- Propulsion system: Hybrid-Electric
- Fuel(s): Gasoline / Electricity
- Battery system: KERS Flywheel
- Time to full battery recharge: Seconds
- Price: Not Listed
- Availability: 2011-12, Limited
We hope that this will be just the start of the evolution of hybrid systems developed for Formula One moving across to applications where they can contribute to cleaner and more powerful vehicles.
The Porsche 911 is probably the most well-known vehicle Porsche has ever made and the 911 GT3 R Hybrid will be the latest in the racing line that Porsche has been putting out for competition Gran Tourismo racing. This latest incarnation is not a hybrid in the traditional sense, because instead of batteries, it has a flywheel.
The flywheel is made by Williams Hybrid Power and is a kinetic energy recovery system (KERS), first developed for Formula One racing. When it proved to be inconclusive in its payoff in that racing venue, Porsche agreed to try it for GT racing. The first prototype of the KERS-enabled 911 Hybrid to be racing this year.
The front axle of the 911 has two 60kW electric motors which will drive the axle when a boost is needed. Otherwise, the 911 GT3 will have the usual 4L flat six mounted in the rear of the vehicle in traditional Porsche style. The other modification is for battery storage and braking.
When the driver applies the brakes, such as when rounding a turn, the energy is absorbed by the two motors, which rotate backwards to become generators. That energy is sent to the KERS flywheel, mounted at the center of the car under the right side floor. The rotor inside the KERS module is capable of rotating up to 40,000rpms, storing the kinetic energy of braking.

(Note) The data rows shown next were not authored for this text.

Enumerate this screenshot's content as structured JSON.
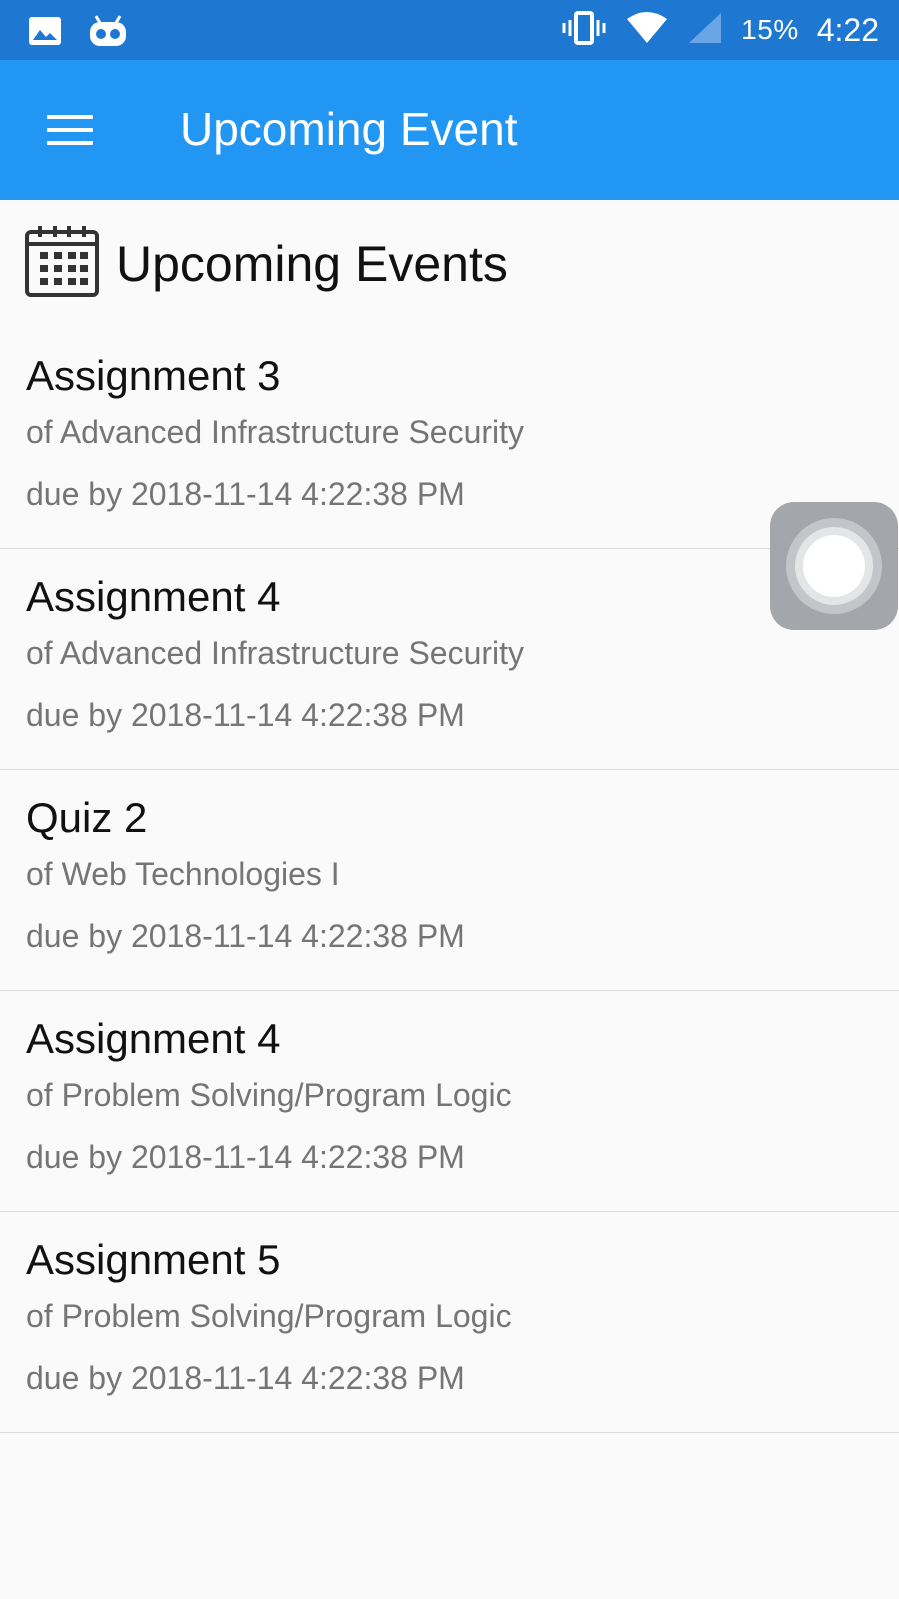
{
  "status_bar": {
    "battery": "15%",
    "time": "4:22",
    "icons": [
      "gallery-icon",
      "android-head-icon",
      "vibrate-icon",
      "wifi-icon",
      "cell-signal-icon"
    ]
  },
  "app_bar": {
    "title": "Upcoming Event",
    "menu_icon": "hamburger-menu-icon"
  },
  "section": {
    "icon": "calendar-icon",
    "title": "Upcoming Events"
  },
  "events": [
    {
      "title": "Assignment 3",
      "course": "of Advanced Infrastructure Security",
      "due": "due by 2018-11-14 4:22:38 PM"
    },
    {
      "title": "Assignment 4",
      "course": "of Advanced Infrastructure Security",
      "due": "due by 2018-11-14 4:22:38 PM"
    },
    {
      "title": "Quiz 2",
      "course": "of Web Technologies I",
      "due": "due by 2018-11-14 4:22:38 PM"
    },
    {
      "title": "Assignment 4",
      "course": "of Problem Solving/Program Logic",
      "due": "due by 2018-11-14 4:22:38 PM"
    },
    {
      "title": "Assignment 5",
      "course": "of Problem Solving/Program Logic",
      "due": "due by 2018-11-14 4:22:38 PM"
    }
  ],
  "colors": {
    "status_bar": "#1e78d2",
    "app_bar": "#2196f3",
    "background": "#fafafa",
    "secondary_text": "#757575"
  }
}
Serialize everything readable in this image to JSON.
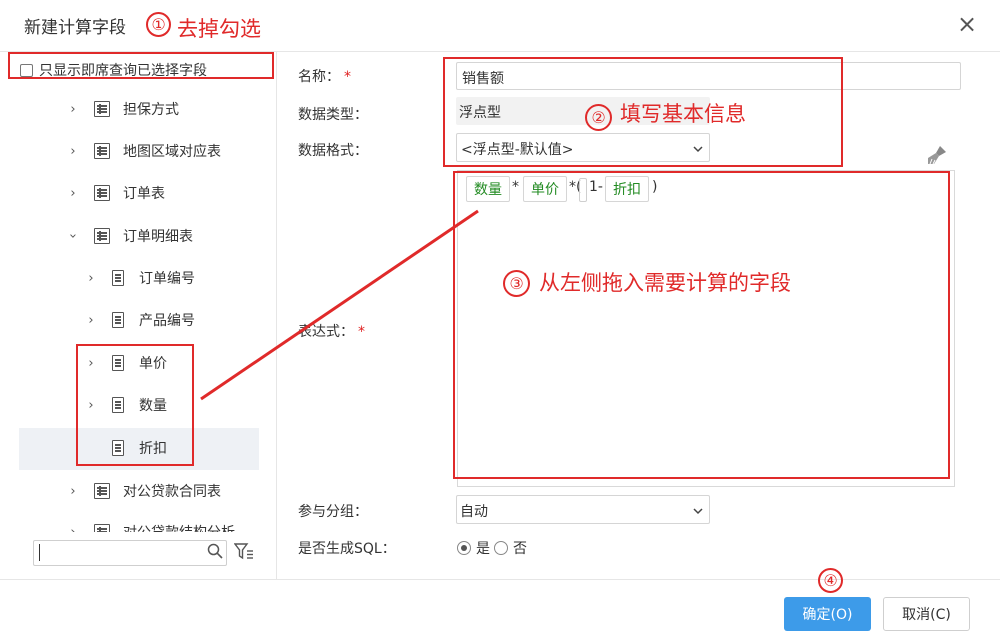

The energy is stored for 6-8 seconds, during which time the driver can access it to gain an extra power from the 120kW of motor boosting the engine’s push to accelerate the car. This results in both faster pickup speed and fuel savings, both very important to GT racing.
The Porsche 911 GT3 R Hybrid’s first race was at the Nurburgring in May. This is a 24-hour race and the 911 hybrid will acted as a racing laboratory to test the KERS system for GT racing and spearhead the technology there.
Williams Hybrid Power is hoping to be able to commercialize their KERS system for other vehicle applications. Teaming up with the Qatar Science & Technology Park, the two partners will go forward as the Williams Technology Center to work on R&D with commercial goals.
What we like
Porsche is Spearheading this technology and if you think about engineering and racing, the name Porsche always comes up. There may be no better company to make this technology road worthy.
Lots of Potential in many markets where start-stop and bursts of speed and/or power are required, including heavy applications like garbage trucks and construction equipment.
What we don’t
Failed in F1 where the AT&T Williams team used KERS in their Formula One racer and failed to see much return and instead had a lot of headaches with the technology.
Not for Regular Cars as most normal passenger and long-distance vehicles will see little benefit from this kind of technology.
Although the technology is evolving quickly, other tech such as hydraulic power storage and lighter, better batteries may catch up before KERS is really ready for the mainstream. Time will tell, of course, and for racing, this could be a technology with great potential.